- 1976, College Trustee John Stern '39 purchased the bust in Paris and loaned it to the College
- 1976-1979?, it remained in storage
- 1979-1999?, historian Geoffrey Blodgett '53 received it as a gift from Mr. Stern and displayed it in his Rice Hall office for 20 years
- 1999, College Archivist Roland Baumann accepted the bust (for the Archives) for public viewing to celebrate Oberlin's strong anti-slavery holdings and heritage
- (Geoffrey Blodgett to Roland Baumann, December 23, 1999)
- Oberlin College Archives website, accessed October 13, 2011 and October 30, 2013
- https://scalar.oberlincollegelibrary.org/archives-art/bust-of-john-brown, accessed September 28, 2021
- 2016-2017 Oberlin
Wildfire Test Pit and Fred Wilson: Black to the Powers of Ten, Oberlin, OH, Allen Memorial Art Museum, Oberlin College, August 30, 2016-June 12, 2017, p. 18, 35 (ill.), 37 (ill.), 84, 87
- National Portrait Gallery file, Summer 2013:
Bronze undoubtedly taken from a print of Brown by Nathum B. Onthank (Boston Athenaeum) which was in turn based on a photograph from life by J. W. Black of Boston taken in May 1859.
A copy of the bust (in bronze? tinted plaster?) at the Musée Victor Schoelcher, in Pointe-à-Pitre, Guadeloupe.
- Oberlin College Archives' website, John Brown Virtual Exhibits, accessed October 30, 2013:

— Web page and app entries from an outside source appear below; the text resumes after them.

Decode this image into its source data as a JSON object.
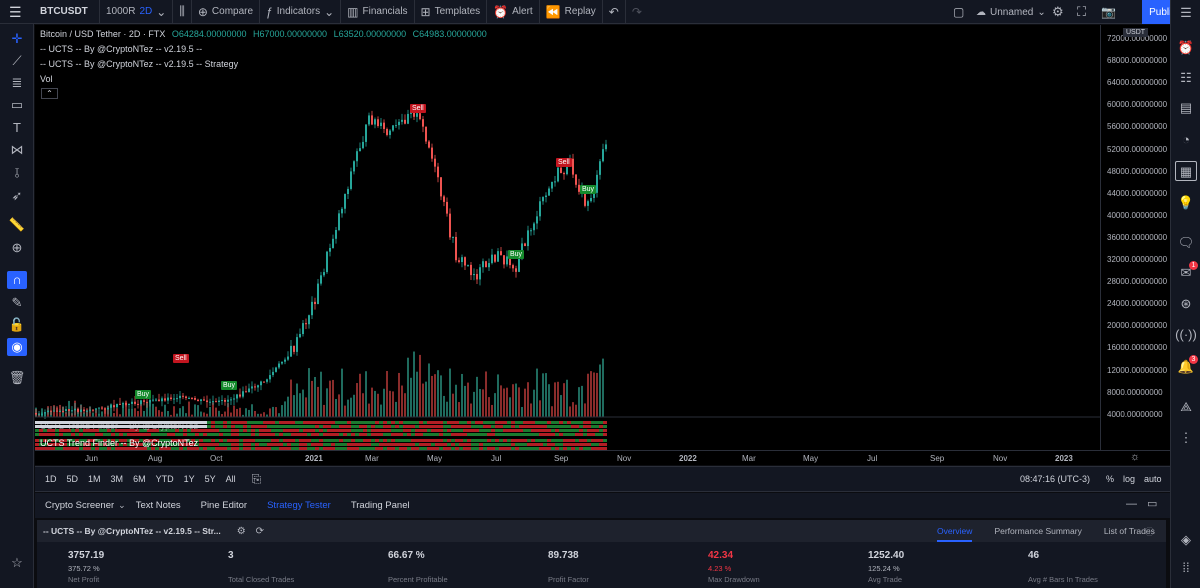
{
  "toolbar": {
    "symbol": "BTCUSDT",
    "interval_value": "1000R",
    "interval_resolution": "2D",
    "compare": "Compare",
    "indicators": "Indicators",
    "financials": "Financials",
    "templates": "Templates",
    "alert": "Alert",
    "replay": "Replay",
    "layout_name": "Unnamed",
    "publish": "Publish"
  },
  "legend": {
    "title": "Bitcoin / USD Tether · 2D · FTX",
    "ohlc": {
      "o": "O64284.00000000",
      "h": "H67000.00000000",
      "l": "L63520.00000000",
      "c": "C64983.00000000"
    },
    "indicator1": "-- UCTS -- By @CryptoNTez -- v2.19.5 --",
    "indicator2": "-- UCTS -- By @CryptoNTez -- v2.19.5 -- Strategy",
    "indicator3": "Vol"
  },
  "trend_finder_label": "UCTS Trend Finder -- By @CryptoNTez",
  "trend_finder_label2": "UCTS Trend Finder -- By @CryptoNTez",
  "signals": {
    "sell": "Sell",
    "buy": "Buy"
  },
  "price_axis": {
    "currency_badge": "USDT",
    "labels": [
      "72000.00000000",
      "68000.00000000",
      "64000.00000000",
      "60000.00000000",
      "56000.00000000",
      "52000.00000000",
      "48000.00000000",
      "44000.00000000",
      "40000.00000000",
      "36000.00000000",
      "32000.00000000",
      "28000.00000000",
      "24000.00000000",
      "20000.00000000",
      "16000.00000000",
      "12000.00000000",
      "8000.00000000",
      "4000.00000000"
    ]
  },
  "time_axis": [
    "Jun",
    "Aug",
    "Oct",
    "2021",
    "Mar",
    "May",
    "Jul",
    "Sep",
    "Nov",
    "2022",
    "Mar",
    "May",
    "Jul",
    "Sep",
    "Nov",
    "2023"
  ],
  "range_bar": {
    "ranges": [
      "1D",
      "5D",
      "1M",
      "3M",
      "6M",
      "YTD",
      "1Y",
      "5Y",
      "All"
    ],
    "time": "08:47:16 (UTC-3)",
    "pct": "%",
    "log": "log",
    "auto": "auto"
  },
  "panel": {
    "tabs": [
      "Crypto Screener",
      "Text Notes",
      "Pine Editor",
      "Strategy Tester",
      "Trading Panel"
    ],
    "active_tab": "Strategy Tester",
    "strategy_name": "-- UCTS -- By @CryptoNTez -- v2.19.5 -- Str...",
    "sub_tabs": [
      "Overview",
      "Performance Summary",
      "List of Trades"
    ],
    "metrics": [
      {
        "value": "3757.19",
        "sub": "375.72 %",
        "label": "Net Profit"
      },
      {
        "value": "3",
        "sub": "",
        "label": "Total Closed Trades"
      },
      {
        "value": "66.67 %",
        "sub": "",
        "label": "Percent Profitable"
      },
      {
        "value": "89.738",
        "sub": "",
        "label": "Profit Factor"
      },
      {
        "value": "42.34",
        "sub": "4.23 %",
        "label": "Max Drawdown"
      },
      {
        "value": "1252.40",
        "sub": "125.24 %",
        "label": "Avg Trade"
      },
      {
        "value": "46",
        "sub": "",
        "label": "Avg # Bars In Trades"
      }
    ]
  },
  "right_sidebar": {
    "badge1": "1",
    "badge2": "3"
  },
  "colors": {
    "bull": "#26a69a",
    "bear": "#ef5350",
    "accent": "#2962ff"
  }
}
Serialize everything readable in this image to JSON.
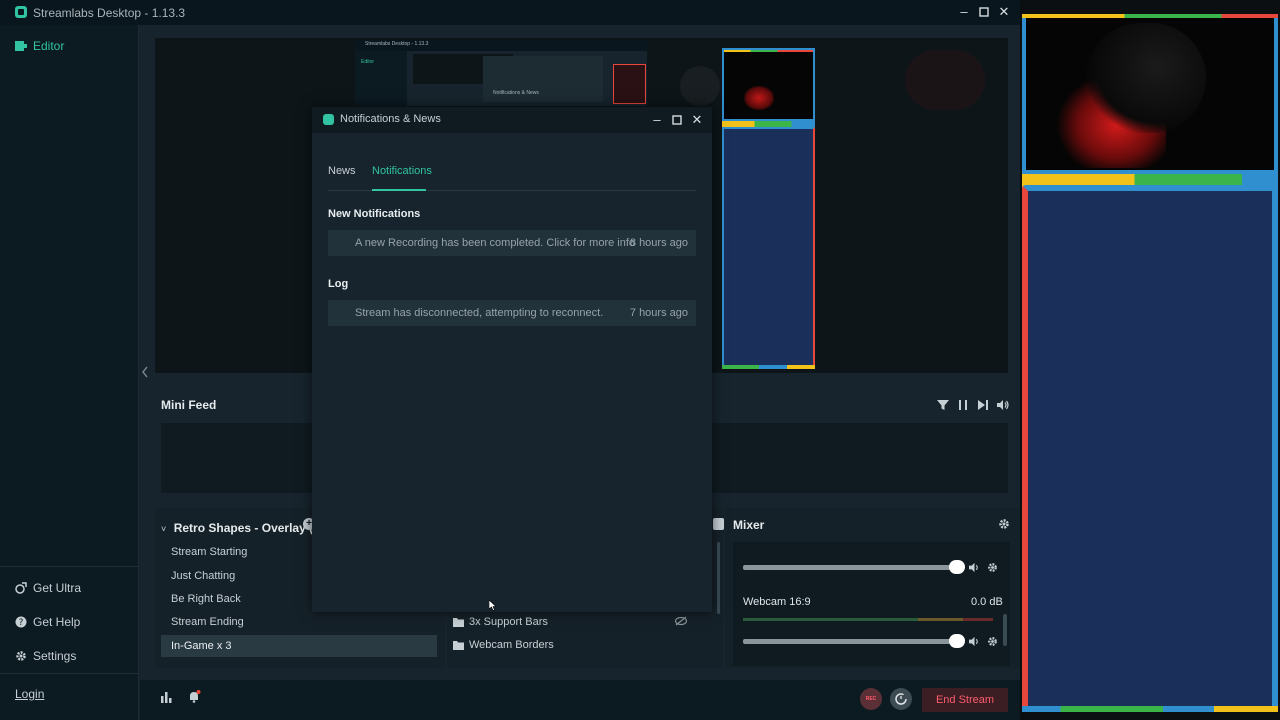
{
  "window": {
    "title": "Streamlabs Desktop - 1.13.3"
  },
  "sidebar": {
    "editor_label": "Editor",
    "get_ultra_label": "Get Ultra",
    "get_help_label": "Get Help",
    "settings_label": "Settings",
    "login_label": "Login"
  },
  "preview": {
    "inner_title": "Streamlabs Desktop - 1.13.3",
    "inner_editor": "Editor",
    "inner_dialog": "Notifications & News"
  },
  "mini_feed": {
    "title": "Mini Feed"
  },
  "scenes": {
    "collection_title": "Retro Shapes - Overlay (1)",
    "items": [
      "Stream Starting",
      "Just Chatting",
      "Be Right Back",
      "Stream Ending",
      "In-Game x 3"
    ],
    "active_index": 4
  },
  "sources": {
    "items": [
      "3x Support Bars",
      "Webcam Borders"
    ]
  },
  "mixer": {
    "title": "Mixer",
    "source_name": "Webcam 16:9",
    "source_level": "0.0 dB"
  },
  "footer": {
    "end_stream_label": "End Stream",
    "rec_label": "REC"
  },
  "dialog": {
    "title": "Notifications & News",
    "tabs": [
      "News",
      "Notifications"
    ],
    "active_tab": "Notifications",
    "new_section": "New Notifications",
    "new_items": [
      {
        "message": "A new Recording has been completed. Click for more info",
        "time": "8 hours ago"
      }
    ],
    "log_section": "Log",
    "log_items": [
      {
        "message": "Stream has disconnected, attempting to reconnect.",
        "time": "7 hours ago"
      }
    ]
  },
  "colors": {
    "accent": "#31c3a2",
    "yellow": "#f2c21b",
    "green": "#3bb54a",
    "blue": "#2f8fcf",
    "red": "#e8473b",
    "navy": "#1b2f5b",
    "end_stream": "#ff5a6a"
  },
  "icons": {
    "editor": "editor-icon",
    "ultra": "ultra-icon",
    "help": "help-icon",
    "settings": "gear-icon",
    "filter": "filter-icon",
    "pause": "pause-icon",
    "skip": "skip-icon",
    "volume": "volume-icon",
    "folder": "folder-icon",
    "eye_hidden": "eye-slash-icon",
    "stats": "stats-icon",
    "bell": "bell-icon",
    "replay": "replay-icon"
  }
}
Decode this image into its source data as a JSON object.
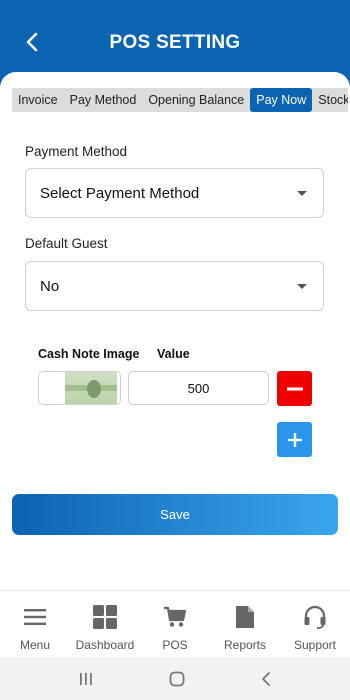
{
  "header": {
    "title": "POS SETTING"
  },
  "tabs": [
    {
      "label": "Invoice",
      "active": false
    },
    {
      "label": "Pay Method",
      "active": false
    },
    {
      "label": "Opening Balance",
      "active": false
    },
    {
      "label": "Pay Now",
      "active": true
    },
    {
      "label": "Stock In",
      "active": false
    }
  ],
  "form": {
    "payment_method": {
      "label": "Payment Method",
      "value": "Select Payment Method"
    },
    "default_guest": {
      "label": "Default Guest",
      "value": "No"
    }
  },
  "cash_notes": {
    "headers": {
      "image": "Cash Note Image",
      "value": "Value"
    },
    "rows": [
      {
        "value": "500",
        "image_icon": "currency-note-image"
      }
    ]
  },
  "actions": {
    "save_label": "Save"
  },
  "bottom_nav": [
    {
      "label": "Menu",
      "icon": "menu-icon"
    },
    {
      "label": "Dashboard",
      "icon": "dashboard-icon"
    },
    {
      "label": "POS",
      "icon": "cart-icon"
    },
    {
      "label": "Reports",
      "icon": "document-icon"
    },
    {
      "label": "Support",
      "icon": "headset-icon"
    }
  ],
  "colors": {
    "primary": "#0b64b1",
    "tab_bar": "#dcdcdc",
    "danger": "#f00000",
    "add": "#2a95ea"
  }
}
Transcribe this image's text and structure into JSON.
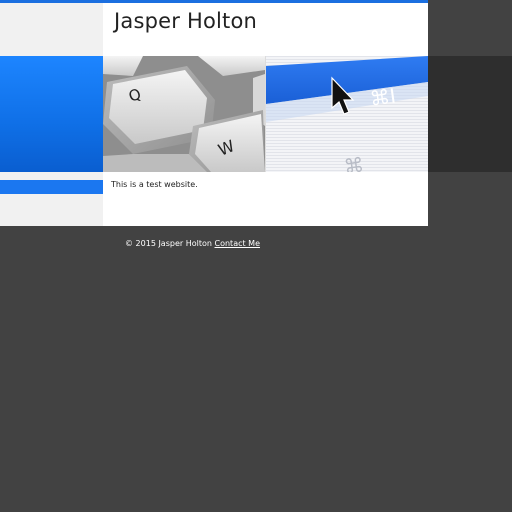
{
  "header": {
    "site_title": "Jasper Holton"
  },
  "banner": {
    "keyboard_keys": [
      "Q",
      "W"
    ],
    "menu_shortcuts": [
      "⌘I",
      "⌘"
    ]
  },
  "main": {
    "body_text": "This is a test website."
  },
  "footer": {
    "copyright": "© 2015 Jasper Holton",
    "contact_link": "Contact Me"
  },
  "colors": {
    "accent_blue": "#1b77f0",
    "page_background": "#424242",
    "panel_white": "#ffffff"
  }
}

This bronze bust of the abolitionist John Brown was created by the French sculptor Joseph-Charles de Blézer in 1870. Oberlin College trustee John Stern (class of 1939) purchased the bust in Paris in 1976 and loaned it to the College. It remained in storage until the late historian Professor Geoffrey Blodgett (class of 1953) received it as a gift from Mr. Stern and displayed it in his office for 20 years. In 1999 the College Archivist accepted the bust for public viewing to celebrate Oberlin's strong anti-slavery holdings and heritage. John Brown was born in Torrington, Connecticut on May 9, 1800, the son of Owen and Ruth Brown. The Brown family moved to Hudson, Ohio when John was five years old. Owen Brown served as a member of the Oberlin Collegiate Institute's Board of Trustees from 1835 to 1844. During 1840 and 1841 John Brown failed in an attempt to negotiate with the Oberlin Collegiate Institute to settle his family on land known as the Gerrit Smith-Oberlin Virginia lands. In 1856, Oberlin College students Samuel S. Burdette and Henry P. Kinney joined abolitionist Brown in the conflict over slavery in Kansas. The specter of the sectionalism loomed large at the time. On October 16, 1859, Oberlinians John A. Copeland, Lewis Sheridan Leary, and Shields Green (a runaway slave) participated in Brown's raid on the Harpers Ferry arsenal. Leary died of a wound received in the raid, and Copeland and Green were hanged on December 16, 1859. A monument erected in 1860 to honor the three Oberlin men who lost their lives at Harpers Ferry can be found in the Martin Luther King, Jr. Park on Vine Street in Oberlin.